# Are limited length passwords a security risk? [duplicate]

I found a webpage where users can be registered. However, it seems that the length of the password must be between 6 to 12 characters.

Is that a security risk?

## marked as duplicate by Ohnana, Matthew, Graham Hill, Steffen Ullrich, Deer HunterMar 21 '16 at 7:28

• I don't think that the linked questions are duplicates. The first one is asking if there are problems with not having a maximum password length, the second is asking what reasons there are to have a maximum password length. Neither is asking if it is a security risk to have a (low) maximum password length. The answer is obviously yes, so it's not an interesting question, but not really a duplicate either. – tim Mar 12 '16 at 17:36
• Just out of interest, which website was it? – Greenonline Mar 13 '16 at 8:55

Yes. Passwords are by nature very prone to be mishandled, and most decisions taken about its management are arbitrary or have more grounds in function than in security. In particular, any measure that trim the possible password space are particularly bad.

One example is ATM PINs. They have only 4 digits (in most cases, at least), so most of their strength relies on the fact that retries are limited. So, for a normal scenario, you have 3 tries to guess a value out of 10000. That means a probability of success of 1/3333. Humans are terrible at randomness, and as a result some PINS are more likely than others: 1111, 1234, and so on. As a result, some banks introduce rules: not repeated numbers (now you have only 5040 possible PINs), not math sequences (1234, 2468... how many of those can you build?), not keyboard patterns (L shaped PIN, a straight line, etc.). After you blacklist so many options, the attacker has now a much smaller search space to guess, and the probabilities are more favorable for them.

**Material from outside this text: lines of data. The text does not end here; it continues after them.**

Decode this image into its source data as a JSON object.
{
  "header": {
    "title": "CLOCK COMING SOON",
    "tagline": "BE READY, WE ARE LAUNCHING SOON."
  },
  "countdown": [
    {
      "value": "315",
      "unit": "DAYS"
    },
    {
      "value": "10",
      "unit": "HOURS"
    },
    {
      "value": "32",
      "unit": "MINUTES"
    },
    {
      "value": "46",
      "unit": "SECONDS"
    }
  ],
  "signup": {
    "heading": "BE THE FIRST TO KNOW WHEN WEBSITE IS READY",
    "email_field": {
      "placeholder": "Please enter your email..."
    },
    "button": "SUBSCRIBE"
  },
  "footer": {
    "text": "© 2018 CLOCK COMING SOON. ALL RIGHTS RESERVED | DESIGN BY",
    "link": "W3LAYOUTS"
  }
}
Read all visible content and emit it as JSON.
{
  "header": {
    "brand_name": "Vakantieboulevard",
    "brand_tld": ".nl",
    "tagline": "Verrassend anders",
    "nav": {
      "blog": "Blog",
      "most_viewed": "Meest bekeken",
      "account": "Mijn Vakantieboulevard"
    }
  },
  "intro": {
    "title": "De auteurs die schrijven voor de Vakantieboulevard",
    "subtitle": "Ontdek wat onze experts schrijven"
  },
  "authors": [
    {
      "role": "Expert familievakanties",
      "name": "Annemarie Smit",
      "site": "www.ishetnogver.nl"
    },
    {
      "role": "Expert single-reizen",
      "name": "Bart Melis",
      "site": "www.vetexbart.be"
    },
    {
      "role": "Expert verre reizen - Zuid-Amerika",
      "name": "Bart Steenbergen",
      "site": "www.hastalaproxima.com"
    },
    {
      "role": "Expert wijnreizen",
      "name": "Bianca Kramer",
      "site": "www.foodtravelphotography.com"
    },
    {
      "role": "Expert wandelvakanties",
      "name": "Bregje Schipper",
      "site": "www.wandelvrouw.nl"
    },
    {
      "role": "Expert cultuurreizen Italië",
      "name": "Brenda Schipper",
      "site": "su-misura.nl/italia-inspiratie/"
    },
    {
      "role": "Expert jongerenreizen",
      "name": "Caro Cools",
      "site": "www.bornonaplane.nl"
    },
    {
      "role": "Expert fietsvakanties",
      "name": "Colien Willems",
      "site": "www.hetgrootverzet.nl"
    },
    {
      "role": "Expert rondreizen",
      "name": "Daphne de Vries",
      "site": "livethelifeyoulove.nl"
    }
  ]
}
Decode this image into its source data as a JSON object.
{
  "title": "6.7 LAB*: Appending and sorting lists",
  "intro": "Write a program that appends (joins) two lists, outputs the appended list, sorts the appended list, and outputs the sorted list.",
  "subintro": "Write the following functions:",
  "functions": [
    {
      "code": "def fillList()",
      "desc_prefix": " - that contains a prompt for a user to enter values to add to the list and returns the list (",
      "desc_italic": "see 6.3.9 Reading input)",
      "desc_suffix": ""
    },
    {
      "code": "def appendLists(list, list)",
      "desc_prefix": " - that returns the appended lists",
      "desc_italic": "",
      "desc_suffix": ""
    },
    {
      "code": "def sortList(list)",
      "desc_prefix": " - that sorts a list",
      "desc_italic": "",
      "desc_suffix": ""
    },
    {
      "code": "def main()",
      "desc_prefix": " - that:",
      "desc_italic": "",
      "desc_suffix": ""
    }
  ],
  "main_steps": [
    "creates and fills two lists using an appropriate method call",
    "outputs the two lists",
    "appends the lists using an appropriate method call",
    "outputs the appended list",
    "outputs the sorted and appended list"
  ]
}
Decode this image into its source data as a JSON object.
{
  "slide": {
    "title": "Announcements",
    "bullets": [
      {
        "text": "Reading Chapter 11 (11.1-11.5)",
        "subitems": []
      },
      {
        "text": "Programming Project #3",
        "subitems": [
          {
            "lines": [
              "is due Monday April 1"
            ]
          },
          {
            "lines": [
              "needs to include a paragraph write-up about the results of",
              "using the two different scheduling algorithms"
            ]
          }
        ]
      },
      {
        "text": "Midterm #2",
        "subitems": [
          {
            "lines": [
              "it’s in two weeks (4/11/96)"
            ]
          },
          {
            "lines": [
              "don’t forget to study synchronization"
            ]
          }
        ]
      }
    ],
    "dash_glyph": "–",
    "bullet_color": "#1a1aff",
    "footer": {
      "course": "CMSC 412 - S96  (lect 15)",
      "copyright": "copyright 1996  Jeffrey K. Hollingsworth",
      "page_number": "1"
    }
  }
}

For a more open environment (higher capabilities for the attacker), there are lower limits that make sense, since a dictionary attack is almost trivial for short passwords. Some would say 8, some would say 10, but nobody would say 6 is reasonable. If the passwords are hashed (and salted), it comes a point where longer passwords have no increase in security, but it makes little sense to put a limit on them.

Yes, it is a security risk.

Assuming a website only allows lower-case letters [a-z] and limits your password to 1-4 characters.

It will only take 26^4 (456,976) different permutations. Hence, it will only take a maximum of 456,976 different trials to determine your password.

If you increase its length to 12 characters, there will be a maximum of 26^12 (9.54 x 10^16) different permutations.

If you have no choice but to settle with a limited length for you password....

Here are some ways to make your account much more secure to bruteforcing

• Keep in mind that passwords are passwords. In other words, they aren't just random, evenly distributed strings. That means that vectors such as dictionary attacks are possible, reducing the search space within a sizeably. In particular, common replacement techniques (s->5, o->0) don't increase the difficulty of the password as much as one would expect, since attackers expect such changes. A great review on not so safe passwords can be found at arstechnica.com/security/2015/08/… – Sergio Andrés Figueroa Santos Mar 12 '16 at 16:01

In addition to looking at the entropy of a short password the way the other answers have, you should consider why the site has a restricted password length. There's no valid technical reason for a modern website (or almost any other authentication system) to have a maximum password length (at least, not one any human would ever exceed by accident). Passwords shouldn't ever be stored anywhere in any form except briefly in RAM; they should be run through a Key Derivation Function (the most popular ones are called scrypt, bcrypt, and PBKDF2, in descending order of difficulty to crack) and the resulting key should be stored in the database along with the salt and other KDF inputs (aside from the password, obviously) necessary to derive said key. KDFs don't care how long your password is; they'll produce a constant-length key in any case.

• `bcrypt`'s limit is 81 (which is a valid technical reason), btw you should be using Argon2 nowadays... – wb9688 Mar 13 '16 at 19:50